Global credit ratings firm DBRS Morningstar has released its commentary on the recent catastrophic weather losses sustained by the Canadian P&C insurance industry, noting that the impact is relatively “manageable” for insurers.
According to the report, Canada’s P&C insurers are facing above average severe weather losses in 2020 to date. The most noteworthy of the recent weather events that contributed to this loss is the series of thunderstorms that struck Alberta in June, which resulted in heavy hail and flooding. That event caused about $1.2 billion in insured losses, with total economic losses exceeding $1.7 billion.
In terms of total economic loss by catastrophic events, 2020 has a “good chance to become the third or fourth record year,” DBRS Morningstar stated, with this year’s total already hovering somewhere close to $2 billion.
But while the thunderstorm event led to unprecedented losses, DBRS Morningstar believes that most P&C insurance companies can handle it.
“Although the losses this event has caused are relatively large by Canadian standards, in DBRS Morningstar’s opinion the financial impact is still manageable for most P&C insurance companies, which in turn also rely on reinsurance programs to mitigate large natural catastrophes,” commented DBRS senior vice-president and head of insurance Marcos Alvarez.
“The P&C insurance industry is well aware of the impact of climate change on natural catastrophes, and it is at the forefront of the financial services industry in incorporating environmental factors into its strategic and risk management planning.”
The firm also mentioned that insurers have also been relying on reinsurance programs to alleviate the financial sting of large natural catastrophe losses.
Not everything in the report is good news, however. DBRS Morningstar suggested in its commentary that recent severe weather events are compounding the economic effects of the COVID-19 pandemic.
“The possibility of experiencing a very active year of weather events, together with the ongoing economic impact of the coronavirus disease (COVID-19) pandemic, could be challenging for some insurance companies, particularly those that are relatively small or not affiliated with international insurance conglomerates,” the report said.
“We believe that the combined effect of COVID-19 and higher weather-related losses may push the combined ratio of the industry slightly above 100% by the end of the year.”
The report also mentioned that Canada’s P&C insurers began 2020 with over $24 billion in excess capital above the regulatory minimum.

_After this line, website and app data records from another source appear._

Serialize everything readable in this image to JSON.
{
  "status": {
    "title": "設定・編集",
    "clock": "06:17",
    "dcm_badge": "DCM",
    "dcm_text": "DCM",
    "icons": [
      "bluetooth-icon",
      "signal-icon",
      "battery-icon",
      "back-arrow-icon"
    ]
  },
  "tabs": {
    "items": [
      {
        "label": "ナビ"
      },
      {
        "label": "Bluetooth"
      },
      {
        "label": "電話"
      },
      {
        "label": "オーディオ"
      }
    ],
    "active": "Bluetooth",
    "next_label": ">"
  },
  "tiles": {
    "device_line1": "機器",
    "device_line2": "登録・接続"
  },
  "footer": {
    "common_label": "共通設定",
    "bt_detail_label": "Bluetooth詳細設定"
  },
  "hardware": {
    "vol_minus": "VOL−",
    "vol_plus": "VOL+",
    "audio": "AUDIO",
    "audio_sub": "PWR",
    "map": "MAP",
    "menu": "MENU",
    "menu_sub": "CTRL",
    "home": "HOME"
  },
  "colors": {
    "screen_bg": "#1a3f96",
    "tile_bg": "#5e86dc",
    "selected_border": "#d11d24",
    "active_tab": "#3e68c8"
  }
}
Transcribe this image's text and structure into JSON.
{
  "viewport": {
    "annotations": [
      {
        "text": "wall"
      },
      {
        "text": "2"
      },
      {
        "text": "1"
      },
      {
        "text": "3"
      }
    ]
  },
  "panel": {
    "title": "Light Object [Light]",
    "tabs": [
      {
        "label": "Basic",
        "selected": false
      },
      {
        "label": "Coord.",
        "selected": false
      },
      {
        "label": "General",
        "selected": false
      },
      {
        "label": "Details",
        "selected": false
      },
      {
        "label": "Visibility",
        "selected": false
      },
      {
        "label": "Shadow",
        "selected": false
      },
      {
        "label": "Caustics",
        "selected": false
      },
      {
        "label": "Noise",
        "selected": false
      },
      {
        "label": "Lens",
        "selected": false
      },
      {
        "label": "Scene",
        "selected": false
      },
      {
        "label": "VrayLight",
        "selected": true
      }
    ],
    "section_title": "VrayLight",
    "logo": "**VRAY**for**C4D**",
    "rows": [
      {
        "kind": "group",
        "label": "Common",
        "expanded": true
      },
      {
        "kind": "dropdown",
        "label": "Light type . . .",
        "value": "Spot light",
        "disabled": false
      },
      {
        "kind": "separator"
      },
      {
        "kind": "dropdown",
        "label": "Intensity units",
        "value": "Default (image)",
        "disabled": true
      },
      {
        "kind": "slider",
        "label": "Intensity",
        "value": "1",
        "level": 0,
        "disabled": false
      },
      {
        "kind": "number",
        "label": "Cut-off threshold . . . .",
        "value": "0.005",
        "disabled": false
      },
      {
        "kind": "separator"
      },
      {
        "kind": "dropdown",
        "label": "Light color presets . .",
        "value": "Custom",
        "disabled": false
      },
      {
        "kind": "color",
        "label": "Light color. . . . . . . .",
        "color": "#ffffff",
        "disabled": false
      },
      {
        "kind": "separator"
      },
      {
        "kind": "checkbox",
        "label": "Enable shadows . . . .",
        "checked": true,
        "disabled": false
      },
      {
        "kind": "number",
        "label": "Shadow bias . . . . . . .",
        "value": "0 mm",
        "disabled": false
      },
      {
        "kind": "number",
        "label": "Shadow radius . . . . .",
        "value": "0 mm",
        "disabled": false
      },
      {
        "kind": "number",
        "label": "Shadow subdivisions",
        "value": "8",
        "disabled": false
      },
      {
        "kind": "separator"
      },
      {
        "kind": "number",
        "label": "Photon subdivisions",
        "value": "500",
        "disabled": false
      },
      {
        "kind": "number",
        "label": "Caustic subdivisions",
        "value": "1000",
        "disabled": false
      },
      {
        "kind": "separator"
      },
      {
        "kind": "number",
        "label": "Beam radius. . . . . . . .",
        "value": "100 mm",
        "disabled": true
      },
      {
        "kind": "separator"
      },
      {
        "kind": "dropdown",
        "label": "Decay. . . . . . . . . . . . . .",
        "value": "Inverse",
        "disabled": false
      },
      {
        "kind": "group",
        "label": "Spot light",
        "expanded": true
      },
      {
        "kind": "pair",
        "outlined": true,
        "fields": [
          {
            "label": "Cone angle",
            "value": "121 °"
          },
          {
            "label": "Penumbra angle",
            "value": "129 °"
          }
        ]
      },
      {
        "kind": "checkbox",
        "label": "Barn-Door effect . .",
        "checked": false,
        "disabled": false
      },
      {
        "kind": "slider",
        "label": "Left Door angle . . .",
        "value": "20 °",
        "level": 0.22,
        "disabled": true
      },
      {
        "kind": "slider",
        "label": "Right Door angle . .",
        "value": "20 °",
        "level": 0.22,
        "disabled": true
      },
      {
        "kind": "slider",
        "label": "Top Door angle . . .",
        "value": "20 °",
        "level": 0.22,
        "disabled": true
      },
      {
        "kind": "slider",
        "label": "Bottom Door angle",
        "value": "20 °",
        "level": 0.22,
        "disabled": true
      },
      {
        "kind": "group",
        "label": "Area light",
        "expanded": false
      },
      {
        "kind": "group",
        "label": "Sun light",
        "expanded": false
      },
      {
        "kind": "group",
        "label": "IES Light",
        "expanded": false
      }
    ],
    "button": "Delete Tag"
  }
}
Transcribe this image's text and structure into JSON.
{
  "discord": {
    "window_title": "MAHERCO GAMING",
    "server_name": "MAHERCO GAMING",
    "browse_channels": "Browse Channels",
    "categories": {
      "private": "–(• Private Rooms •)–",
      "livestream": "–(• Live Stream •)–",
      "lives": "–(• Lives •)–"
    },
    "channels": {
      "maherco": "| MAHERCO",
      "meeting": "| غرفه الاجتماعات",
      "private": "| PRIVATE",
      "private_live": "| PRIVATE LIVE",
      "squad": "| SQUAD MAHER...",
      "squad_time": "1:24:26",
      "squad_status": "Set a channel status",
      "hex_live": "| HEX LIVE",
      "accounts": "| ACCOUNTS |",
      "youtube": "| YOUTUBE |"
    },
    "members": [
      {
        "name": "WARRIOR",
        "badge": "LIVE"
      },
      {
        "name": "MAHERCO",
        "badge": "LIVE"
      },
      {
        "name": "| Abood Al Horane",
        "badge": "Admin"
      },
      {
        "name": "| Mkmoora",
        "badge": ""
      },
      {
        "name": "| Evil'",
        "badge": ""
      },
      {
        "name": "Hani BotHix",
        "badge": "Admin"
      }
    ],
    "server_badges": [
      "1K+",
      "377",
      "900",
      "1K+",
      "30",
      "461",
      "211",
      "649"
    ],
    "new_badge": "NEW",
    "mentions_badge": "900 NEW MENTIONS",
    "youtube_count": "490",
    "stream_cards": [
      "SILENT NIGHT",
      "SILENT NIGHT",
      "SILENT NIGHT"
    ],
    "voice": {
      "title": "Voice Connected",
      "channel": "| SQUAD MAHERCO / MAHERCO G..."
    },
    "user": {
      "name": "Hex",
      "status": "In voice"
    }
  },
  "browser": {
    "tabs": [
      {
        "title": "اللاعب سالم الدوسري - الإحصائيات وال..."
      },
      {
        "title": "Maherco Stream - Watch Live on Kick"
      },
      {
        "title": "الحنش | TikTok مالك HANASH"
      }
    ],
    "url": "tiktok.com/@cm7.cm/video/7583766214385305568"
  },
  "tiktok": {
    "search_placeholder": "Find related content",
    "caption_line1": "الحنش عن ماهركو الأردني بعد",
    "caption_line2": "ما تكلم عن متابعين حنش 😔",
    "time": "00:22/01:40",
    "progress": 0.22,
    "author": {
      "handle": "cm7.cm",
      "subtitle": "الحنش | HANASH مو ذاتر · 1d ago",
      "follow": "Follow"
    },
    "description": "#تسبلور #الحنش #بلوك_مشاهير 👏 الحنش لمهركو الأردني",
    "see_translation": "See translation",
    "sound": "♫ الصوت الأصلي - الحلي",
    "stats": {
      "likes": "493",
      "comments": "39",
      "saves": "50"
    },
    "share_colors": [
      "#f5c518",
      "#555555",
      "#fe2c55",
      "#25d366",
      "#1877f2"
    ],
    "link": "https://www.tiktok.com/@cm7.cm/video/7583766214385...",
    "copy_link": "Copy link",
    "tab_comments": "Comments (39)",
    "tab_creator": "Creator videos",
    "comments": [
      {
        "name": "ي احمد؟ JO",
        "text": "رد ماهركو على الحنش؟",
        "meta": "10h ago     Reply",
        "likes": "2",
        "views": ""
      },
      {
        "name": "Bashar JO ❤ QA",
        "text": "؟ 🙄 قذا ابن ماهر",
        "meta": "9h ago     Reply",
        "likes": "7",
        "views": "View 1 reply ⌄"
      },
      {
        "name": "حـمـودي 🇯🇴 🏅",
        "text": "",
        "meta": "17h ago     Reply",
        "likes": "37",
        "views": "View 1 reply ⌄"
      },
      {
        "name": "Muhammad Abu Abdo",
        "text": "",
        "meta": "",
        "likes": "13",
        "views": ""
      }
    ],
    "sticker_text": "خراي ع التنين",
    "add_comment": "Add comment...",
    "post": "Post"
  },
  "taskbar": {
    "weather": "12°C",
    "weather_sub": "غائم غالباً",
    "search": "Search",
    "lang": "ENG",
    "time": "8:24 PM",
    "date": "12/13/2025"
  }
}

But that was met by a hardening market that has continued to see rate increases in several business lines since 2019 – increases that are likely to continue well into 2021. While the increases provide a buffer for the rising cost of severe weather-related events, DBRS Morningstar stated that it raises questions about whether significant changes in loss trends could eventually lead to unaffordable premiums, and/or restrictions in the sale of coverages in certain parts of Canada.